§ TASK GOAL:
Pick out each line in these entries that contains the string "start".

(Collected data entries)
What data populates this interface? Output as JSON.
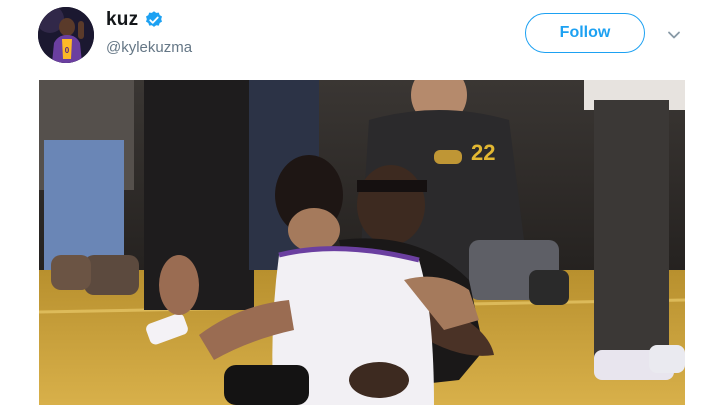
{
  "tweet": {
    "author": {
      "display_name": "kuz",
      "handle": "@kylekuzma",
      "verified": true,
      "avatar_icon": "player-avatar"
    },
    "follow_button": {
      "label": "Follow"
    },
    "menu_icon": "chevron-down-icon",
    "media": {
      "kind": "video-still",
      "scene_text": "22"
    }
  },
  "colors": {
    "accent": "#1da1f2",
    "name": "#14171a",
    "handle": "#657786",
    "lakers_purple": "#552583",
    "lakers_gold": "#fdb927"
  }
}
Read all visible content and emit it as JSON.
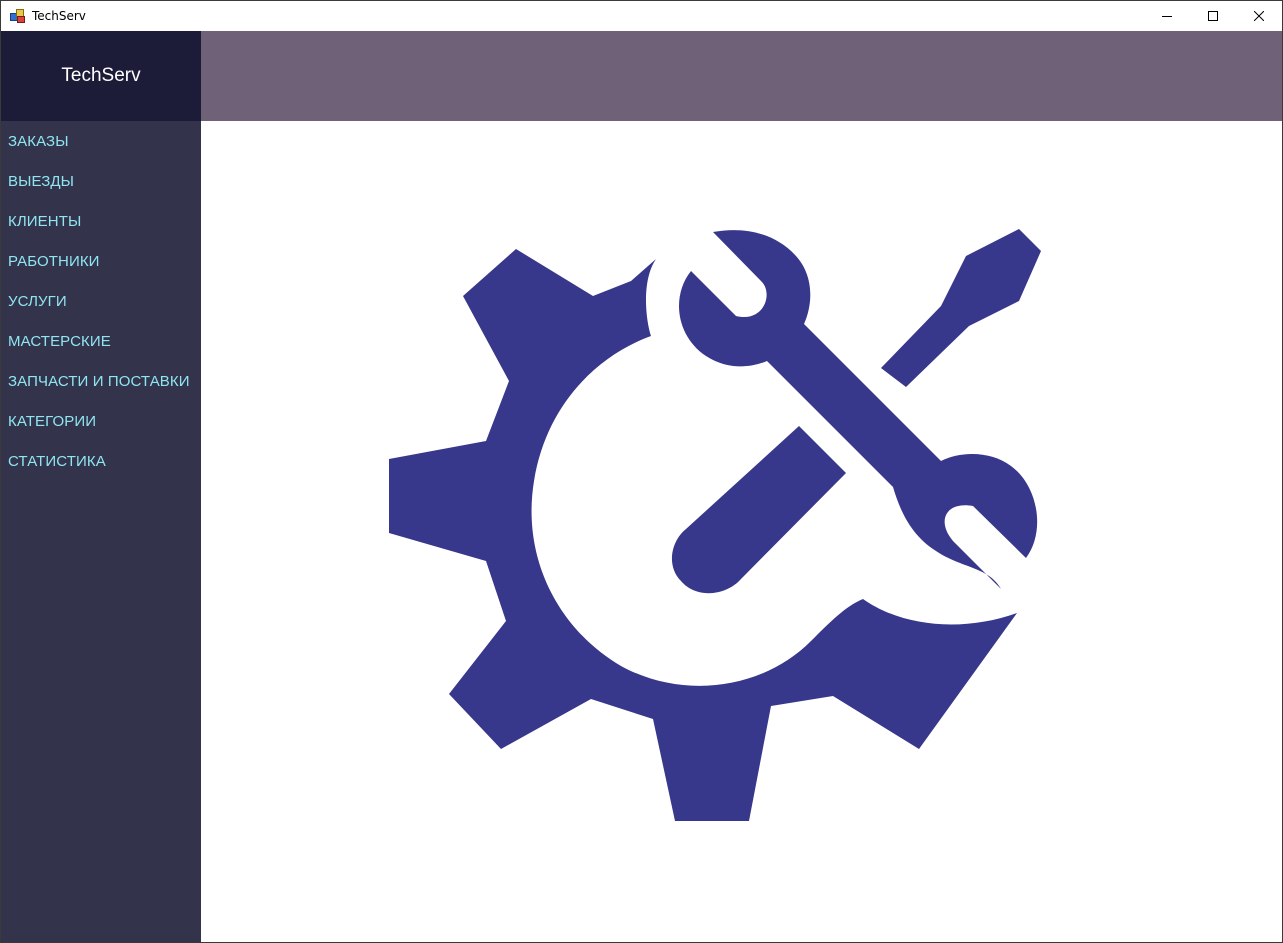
{
  "window": {
    "title": "TechServ",
    "controls": [
      "minimize-icon",
      "maximize-icon",
      "close-icon"
    ]
  },
  "sidebar": {
    "logo_text": "TechServ",
    "items": [
      {
        "label": "ЗАКАЗЫ"
      },
      {
        "label": "ВЫЕЗДЫ"
      },
      {
        "label": "КЛИЕНТЫ"
      },
      {
        "label": "РАБОТНИКИ"
      },
      {
        "label": "УСЛУГИ"
      },
      {
        "label": "МАСТЕРСКИЕ"
      },
      {
        "label": "ЗАПЧАСТИ И ПОСТАВКИ"
      },
      {
        "label": "КАТЕГОРИИ"
      },
      {
        "label": "СТАТИСТИКА"
      }
    ]
  },
  "main": {
    "image_icon": "gear-wrench-screwdriver-icon"
  },
  "colors": {
    "sidebar_bg": "#33334c",
    "logo_bg": "#1c1c38",
    "header_bg": "#6f6278",
    "menu_text": "#8fe6f0",
    "icon_fill": "#37378b"
  }
}
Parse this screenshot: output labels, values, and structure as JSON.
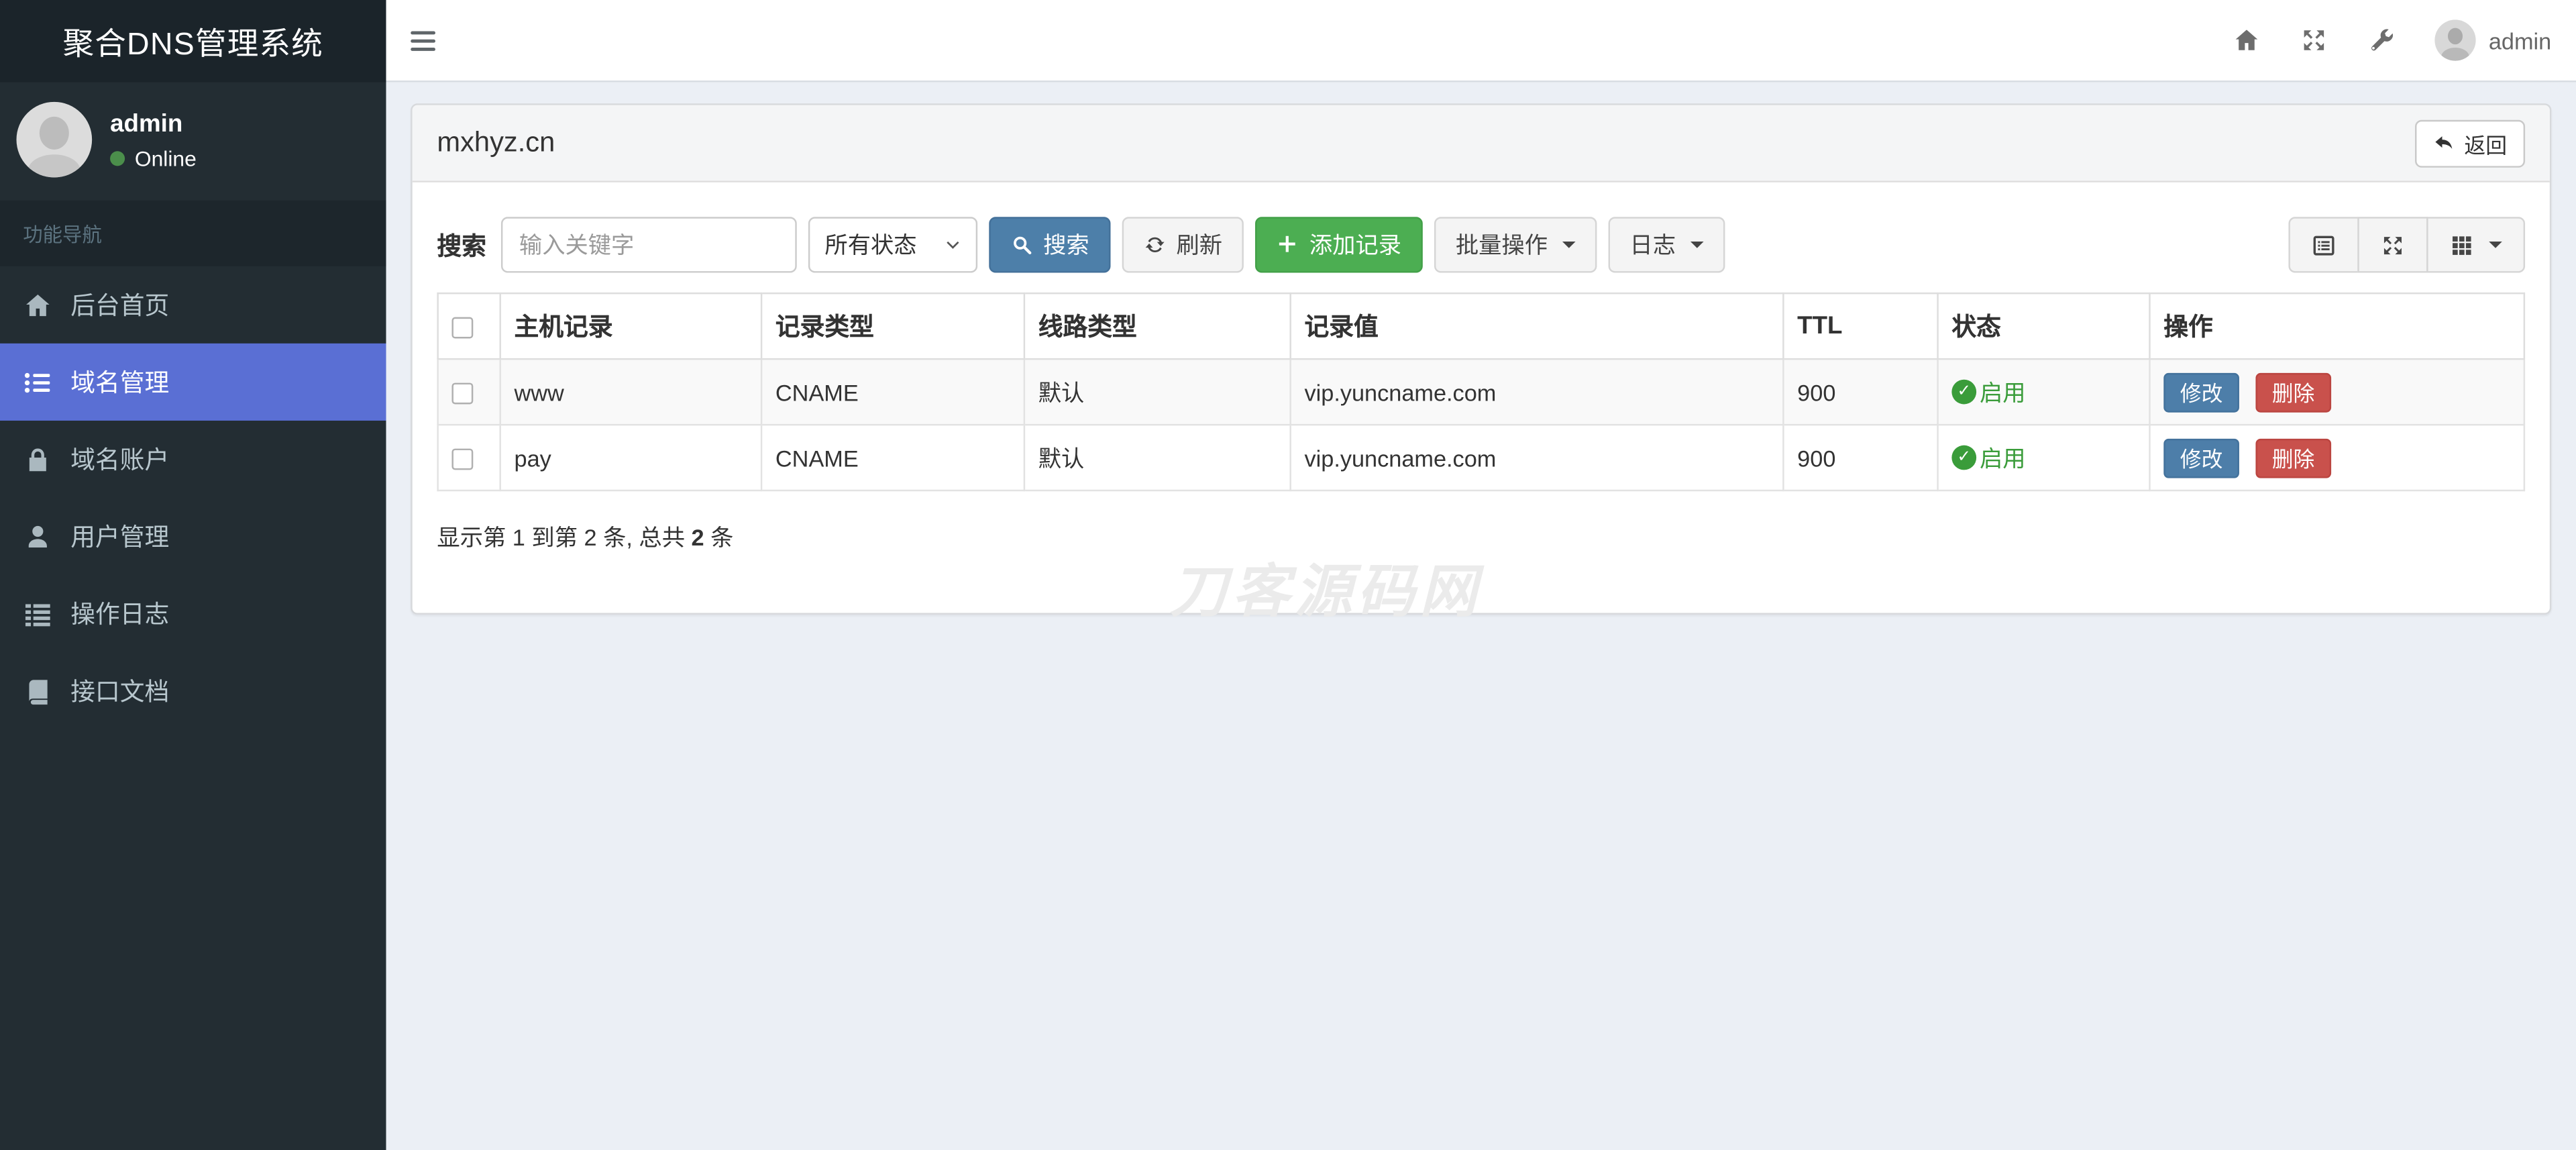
{
  "app": {
    "title": "聚合DNS管理系统"
  },
  "navbar": {
    "username": "admin"
  },
  "sidebar": {
    "user_name": "admin",
    "user_status": "Online",
    "nav_header": "功能导航",
    "items": [
      {
        "label": "后台首页"
      },
      {
        "label": "域名管理"
      },
      {
        "label": "域名账户"
      },
      {
        "label": "用户管理"
      },
      {
        "label": "操作日志"
      },
      {
        "label": "接口文档"
      }
    ]
  },
  "panel": {
    "title": "mxhyz.cn",
    "back_label": "返回"
  },
  "toolbar": {
    "search_label": "搜索",
    "keyword_placeholder": "输入关键字",
    "status_filter_value": "所有状态",
    "search_button": "搜索",
    "refresh_button": "刷新",
    "add_record_button": "添加记录",
    "batch_button": "批量操作",
    "log_button": "日志"
  },
  "table": {
    "headers": {
      "host": "主机记录",
      "type": "记录类型",
      "line": "线路类型",
      "value": "记录值",
      "ttl": "TTL",
      "status": "状态",
      "actions": "操作"
    },
    "rows": [
      {
        "host": "www",
        "type": "CNAME",
        "line": "默认",
        "value": "vip.yuncname.com",
        "ttl": "900",
        "status": "启用"
      },
      {
        "host": "pay",
        "type": "CNAME",
        "line": "默认",
        "value": "vip.yuncname.com",
        "ttl": "900",
        "status": "启用"
      }
    ],
    "actions": {
      "edit": "修改",
      "delete": "删除"
    },
    "summary": {
      "part1": "显示第 1 到第 2 条, 总共 ",
      "total": "2",
      "part2": " 条"
    }
  },
  "watermark": "刀客源码网",
  "colors": {
    "sidebar_bg": "#232d33",
    "active_item": "#5a6fd4",
    "accent_blue": "#4d7fa9",
    "accent_green": "#4cae52",
    "accent_red": "#c9514c",
    "status_green": "#3a9c3a"
  }
}
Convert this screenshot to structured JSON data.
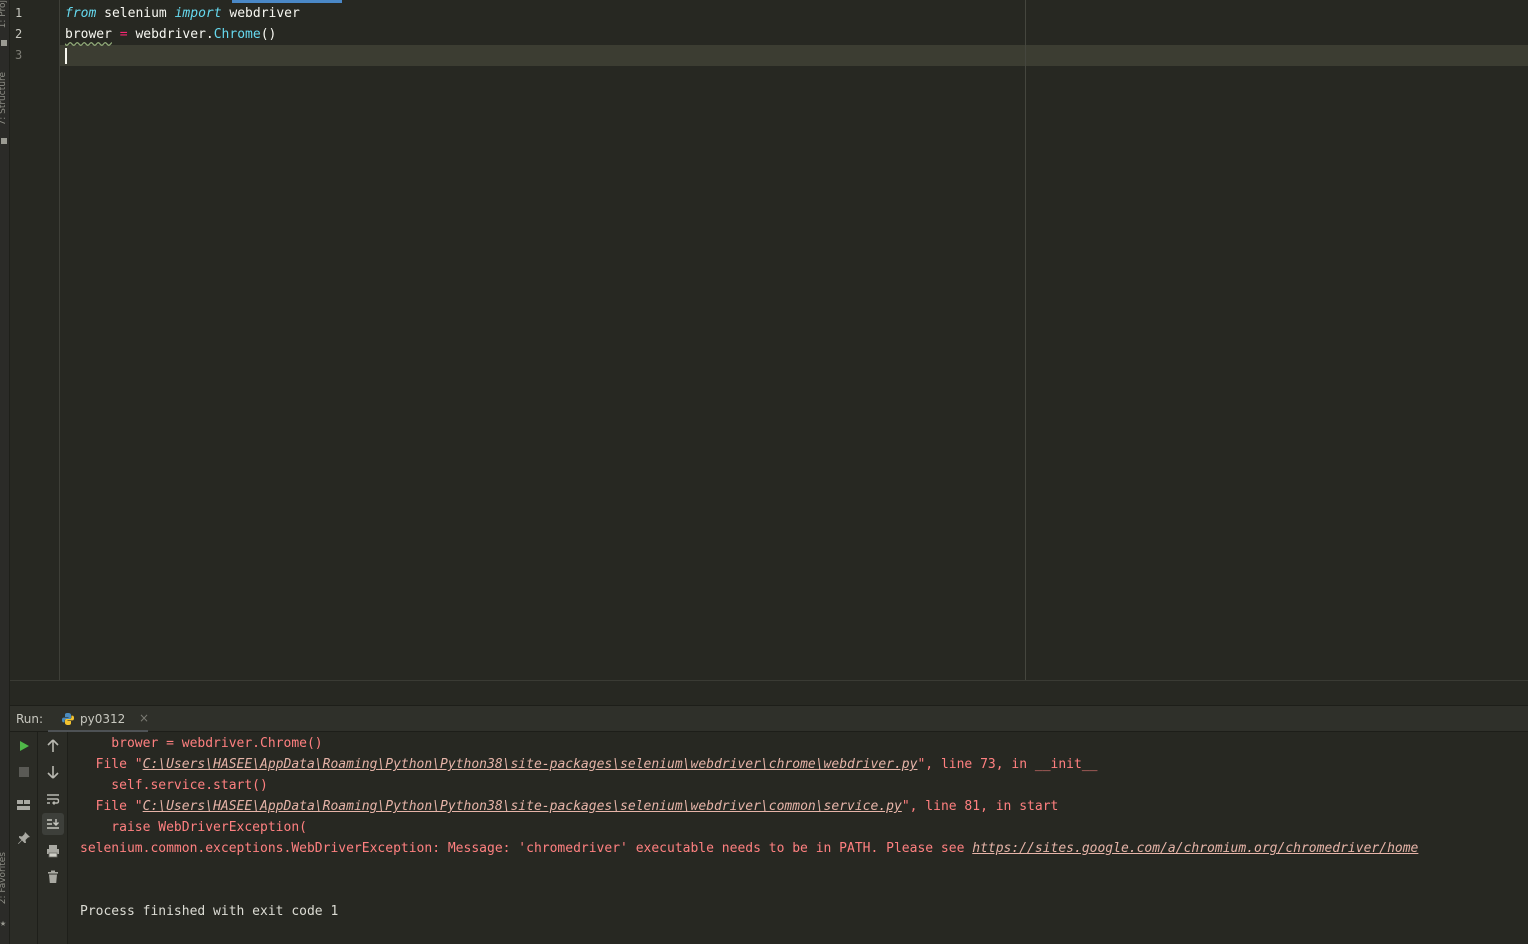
{
  "sidebar": {
    "project_label": "1: Proj",
    "structure_label": "7: Structure",
    "favorites_label": "2: Favorites"
  },
  "editor": {
    "line_numbers": [
      "1",
      "2",
      "3"
    ],
    "line1": {
      "kw_from": "from",
      "module": "selenium",
      "kw_import": "import",
      "name": "webdriver"
    },
    "line2": {
      "var": "brower",
      "op": "=",
      "obj": "webdriver.",
      "cls": "Chrome",
      "call": "()"
    }
  },
  "run": {
    "label": "Run:",
    "tab_name": "py0312",
    "close_glyph": "×"
  },
  "console": {
    "lines": [
      {
        "pre": "    brower = webdriver.Chrome()"
      },
      {
        "pre": "  File \"",
        "link": "C:\\Users\\HASEE\\AppData\\Roaming\\Python\\Python38\\site-packages\\selenium\\webdriver\\chrome\\webdriver.py",
        "post": "\", line 73, in __init__"
      },
      {
        "pre": "    self.service.start()"
      },
      {
        "pre": "  File \"",
        "link": "C:\\Users\\HASEE\\AppData\\Roaming\\Python\\Python38\\site-packages\\selenium\\webdriver\\common\\service.py",
        "post": "\", line 81, in start"
      },
      {
        "pre": "    raise WebDriverException("
      },
      {
        "pre": "selenium.common.exceptions.WebDriverException: Message: 'chromedriver' executable needs to be in PATH. Please see ",
        "link": "https://sites.google.com/a/chromium.org/chromedriver/home"
      }
    ],
    "exit_message": "Process finished with exit code 1"
  },
  "icons": [
    "run-icon",
    "stop-icon",
    "layout-icon",
    "pin-icon",
    "arrow-up-icon",
    "arrow-down-icon",
    "soft-wrap-icon",
    "scroll-to-end-icon",
    "print-icon",
    "trash-icon",
    "python-icon",
    "close-icon"
  ],
  "colors": {
    "keyword": "#66d9ef",
    "operator": "#f92672",
    "error_text": "#ff8080",
    "background": "#272822"
  }
}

§ RESPONSE:
        "pre": "    self.service.start()"
        "post": "\", line 81, in start"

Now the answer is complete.